The question arose because Otis's contract called for it not only to install the elevator but to "[p]rovide complete maintenance and service contract for period of 12 months from date of [s]ubstantial [c]ompletion[,] [i]nclud[ing] in contract all exhaustible materials and supplies not covered by [Otis's] warranty [and] [i]ncluding provision for 24 hours a day, seven day a week service with service response within two hours after first notification of need for service." The contract called for Otis to be paid (as adjusted) $49,596.96, a sum not apportioned between the installation and service parts of the contract.
Otis's installation and the school construction work as a whole had both been substantially completed by July, 1992. On July 6, Otis delivered a letter to the school informing it that Otis was ready to commence its maintenance obligations as set forth under the "terms of our sales contract" and that this service would be in force for one year after July 6, 1992. Otis in fact performed maintenance work on the elevator in September, 1992, and in January, February, March, April (twice), June, and July, 1993. Otis, having been paid less than half the total due under the subcontract, made demand on the surety, Westchester, for payment of the balance due on the subcontract, and, on refusal, filed this action within one month after completion of the service part of the contract, but more than one year after the installation was completed.
Citing Carter v. Commonwealth, 290 Mass. 97 , 101 (1935), and Ross v. Planet Ins. Co., 361 Mass. 852 , 853 (1972), the motion judge recognized that work done to correct a defective installation or to make substitution for previous faulty performance - that is, corrective installation work - would have the effect of extending s. 29's one-year period for commencing litigation.
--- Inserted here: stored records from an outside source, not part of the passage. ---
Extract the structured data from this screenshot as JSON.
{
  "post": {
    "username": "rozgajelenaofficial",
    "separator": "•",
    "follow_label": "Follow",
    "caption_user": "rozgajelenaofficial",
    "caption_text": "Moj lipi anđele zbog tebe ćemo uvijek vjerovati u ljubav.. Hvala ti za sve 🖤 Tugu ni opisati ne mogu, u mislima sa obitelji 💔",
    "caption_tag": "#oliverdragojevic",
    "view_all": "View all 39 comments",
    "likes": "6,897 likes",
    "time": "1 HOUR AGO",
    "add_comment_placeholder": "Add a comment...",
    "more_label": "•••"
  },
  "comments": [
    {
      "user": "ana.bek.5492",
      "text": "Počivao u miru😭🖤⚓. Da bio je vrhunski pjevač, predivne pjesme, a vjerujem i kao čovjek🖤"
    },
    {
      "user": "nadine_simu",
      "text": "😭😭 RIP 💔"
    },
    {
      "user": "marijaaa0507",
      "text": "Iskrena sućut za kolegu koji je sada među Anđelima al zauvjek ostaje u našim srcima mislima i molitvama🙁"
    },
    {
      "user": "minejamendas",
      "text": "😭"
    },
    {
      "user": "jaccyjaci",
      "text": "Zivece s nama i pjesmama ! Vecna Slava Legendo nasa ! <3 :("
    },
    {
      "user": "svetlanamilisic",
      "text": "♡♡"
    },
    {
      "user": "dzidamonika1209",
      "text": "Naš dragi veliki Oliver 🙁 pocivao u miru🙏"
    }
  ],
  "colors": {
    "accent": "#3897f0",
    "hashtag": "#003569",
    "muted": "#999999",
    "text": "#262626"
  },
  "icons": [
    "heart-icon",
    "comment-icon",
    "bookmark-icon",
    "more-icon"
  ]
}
The judge nevertheless reasoned that Otis's work performed from July, 1992, to July, 1993, was not of that character but was routine elevator servicing work that could not be thought of as relating to installation. She ruled that the year of service work did not have the effect of extending the year.
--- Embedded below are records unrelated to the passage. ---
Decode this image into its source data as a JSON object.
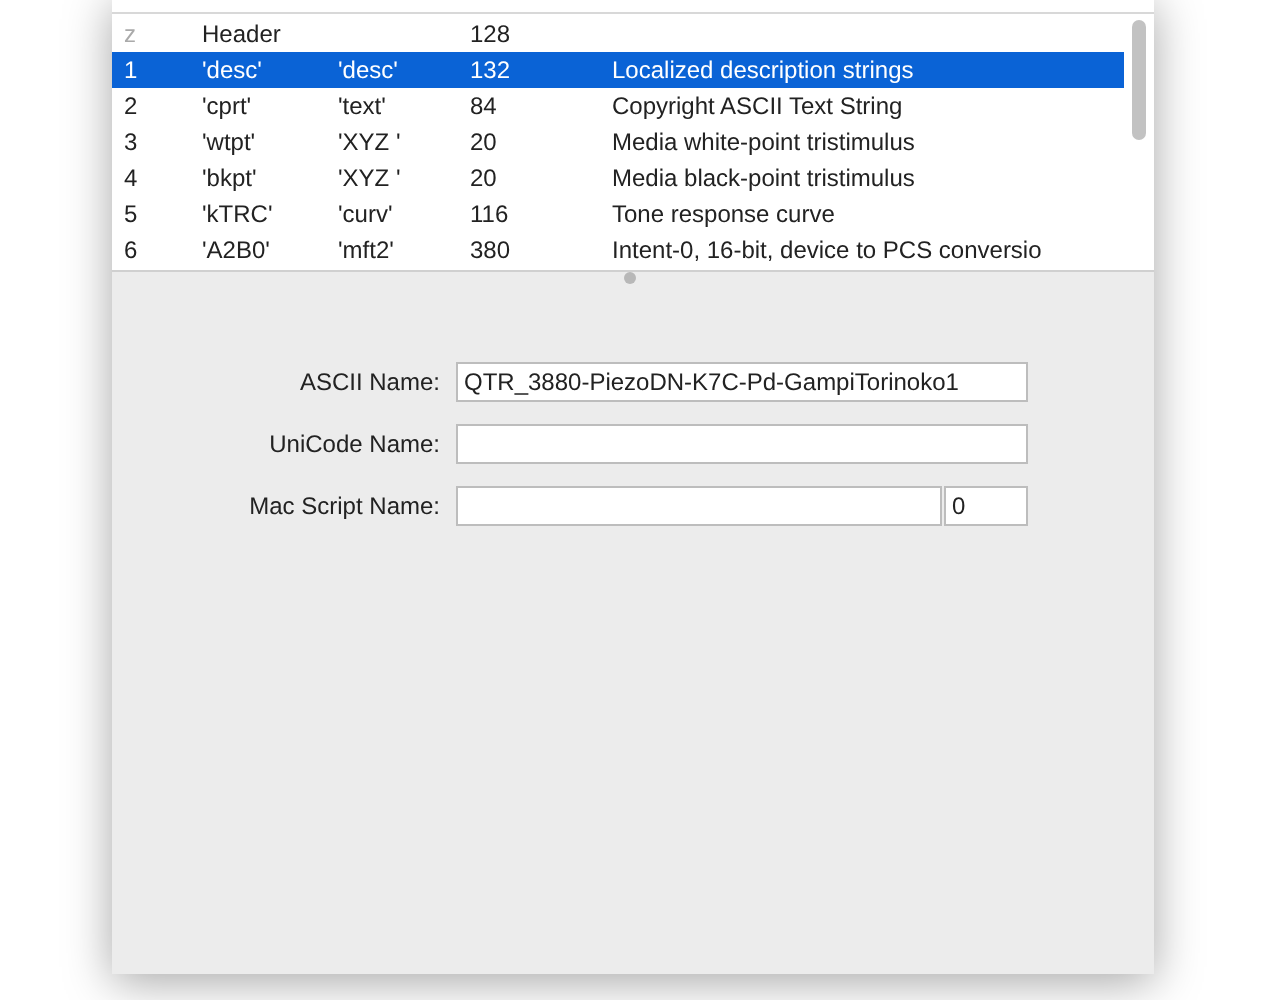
{
  "table": {
    "rows": [
      {
        "index": "z",
        "index_dimmed": true,
        "tag": "Header",
        "size": "128",
        "selected": false
      },
      {
        "index": "1",
        "index_dimmed": false,
        "tag": "'desc'",
        "data": "'desc'",
        "size": "132",
        "description": "Localized description strings",
        "selected": true
      },
      {
        "index": "2",
        "index_dimmed": false,
        "tag": "'cprt'",
        "data": "'text'",
        "size": "84",
        "description": "Copyright ASCII Text String",
        "selected": false
      },
      {
        "index": "3",
        "index_dimmed": false,
        "tag": "'wtpt'",
        "data": "'XYZ '",
        "size": "20",
        "description": "Media white-point tristimulus",
        "selected": false
      },
      {
        "index": "4",
        "index_dimmed": false,
        "tag": "'bkpt'",
        "data": "'XYZ '",
        "size": "20",
        "description": "Media black-point tristimulus",
        "selected": false
      },
      {
        "index": "5",
        "index_dimmed": false,
        "tag": "'kTRC'",
        "data": "'curv'",
        "size": "116",
        "description": "Tone response curve",
        "selected": false
      },
      {
        "index": "6",
        "index_dimmed": false,
        "tag": "'A2B0'",
        "data": "'mft2'",
        "size": "380",
        "description": "Intent-0, 16-bit, device to PCS conversio",
        "selected": false
      }
    ]
  },
  "form": {
    "fields": [
      {
        "label": "ASCII Name:",
        "value": "QTR_3880-PiezoDN-K7C-Pd-GampiTorinoko1"
      },
      {
        "label": "UniCode Name:"
      },
      {
        "label": "Mac Script Name:",
        "code": "0"
      }
    ]
  }
}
So far as the record shows, the work was indeed purely service-type work, but, in our view, that fact is not pivotal. The pivotal fact is that the sum due to Otis under the subcontract was not apportioned between the installation portion and the service portion. Otis was not entitled to full payment until it provided Ipswich with its year of free service. Nor do we view the case as one - drawing on the distinction made in accord and satisfaction cases - in which Otis's obligations under the subcontract ended when it entered into a service contract with Ipswich. There was no separate service contract, in any true sense of the word "contract." That is to say, there was no offer and acceptance, no meeting of the minds, between Otis and Ipswich, nor any mutually executed document. The right of Ipswich to the year of service by Otis derived solely from the construction contract with Smith-Grove. Compare Otis Elevator Co. v. Employers Ins. of Wausau, 526 So. 2d 727, 728 (Fla. Dist. Ct. App. 1988) [Note 2]. Regardless when Ipswich made its final payment to Smith-Grove, Otis's work did not end until its service obligation was discharged.
Accordingly, s. 29 gave Otis a one-year period from July, 1993, to file its claim against Westchester as surety for Smith Grove's obligation. The judgment is reversed, and the case is remanded for further proceedings consistent with this opinion.
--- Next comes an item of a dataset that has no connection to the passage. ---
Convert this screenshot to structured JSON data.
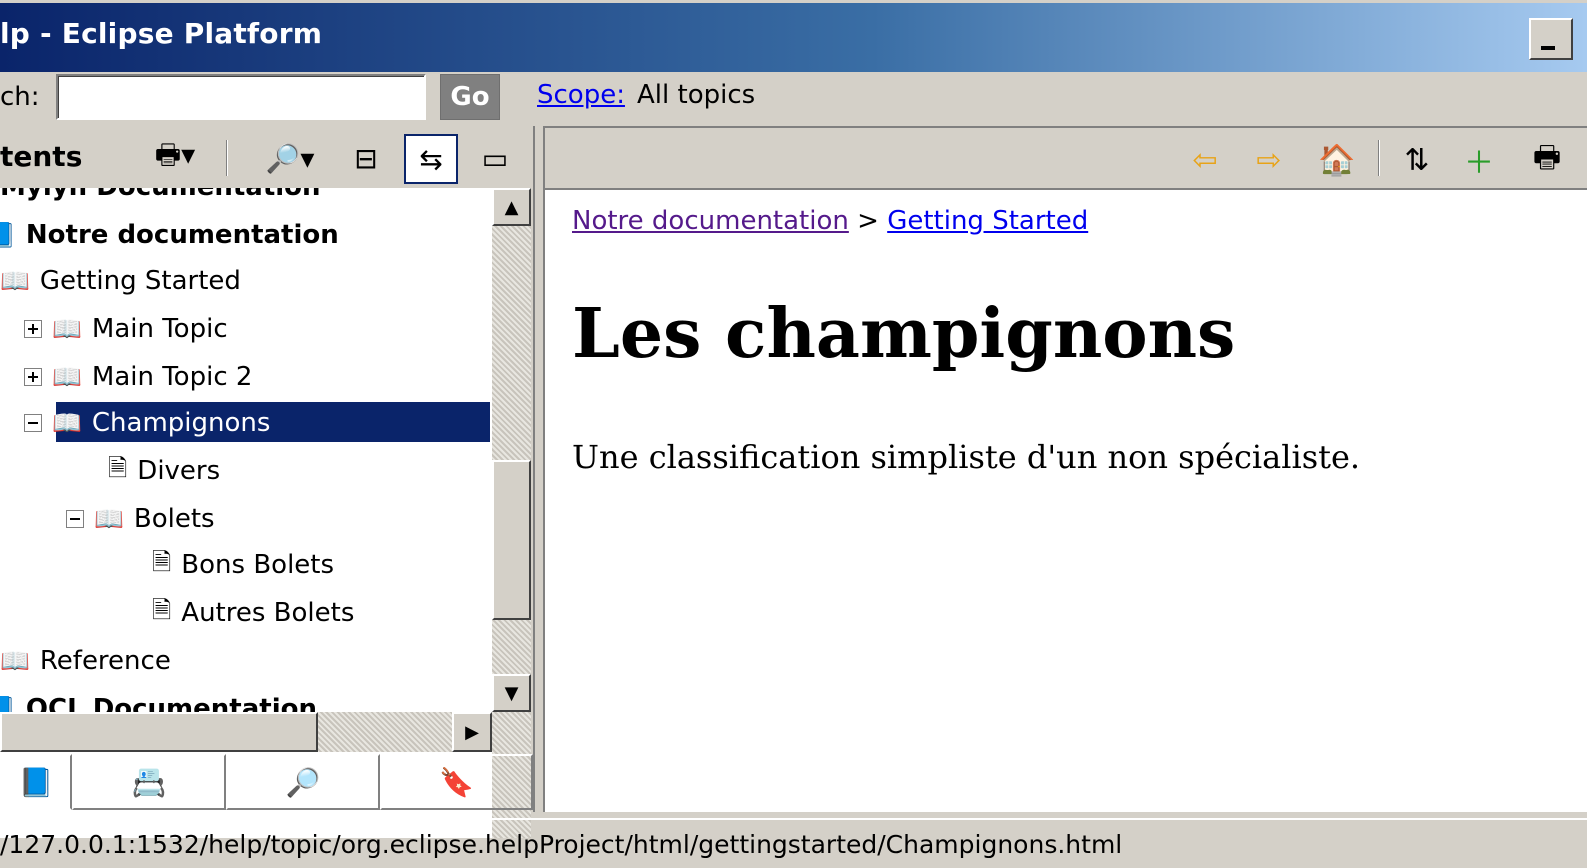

[Note 1] Smith-Grove Construction Company.
[Note 2] In Otis Elevator, supra, the case was remanded for findings whether the work done after the installation phase fell within the terms of the subcontract. In our case, the facts are sufficiently set out to let us rule that they do so fall. The application of the contract to known facts presents a question of law for the courts. See Radiology Resources, Inc. v. Busfield, 22 Mass. App. Ct. 518 , 521 (1986), and cases cited.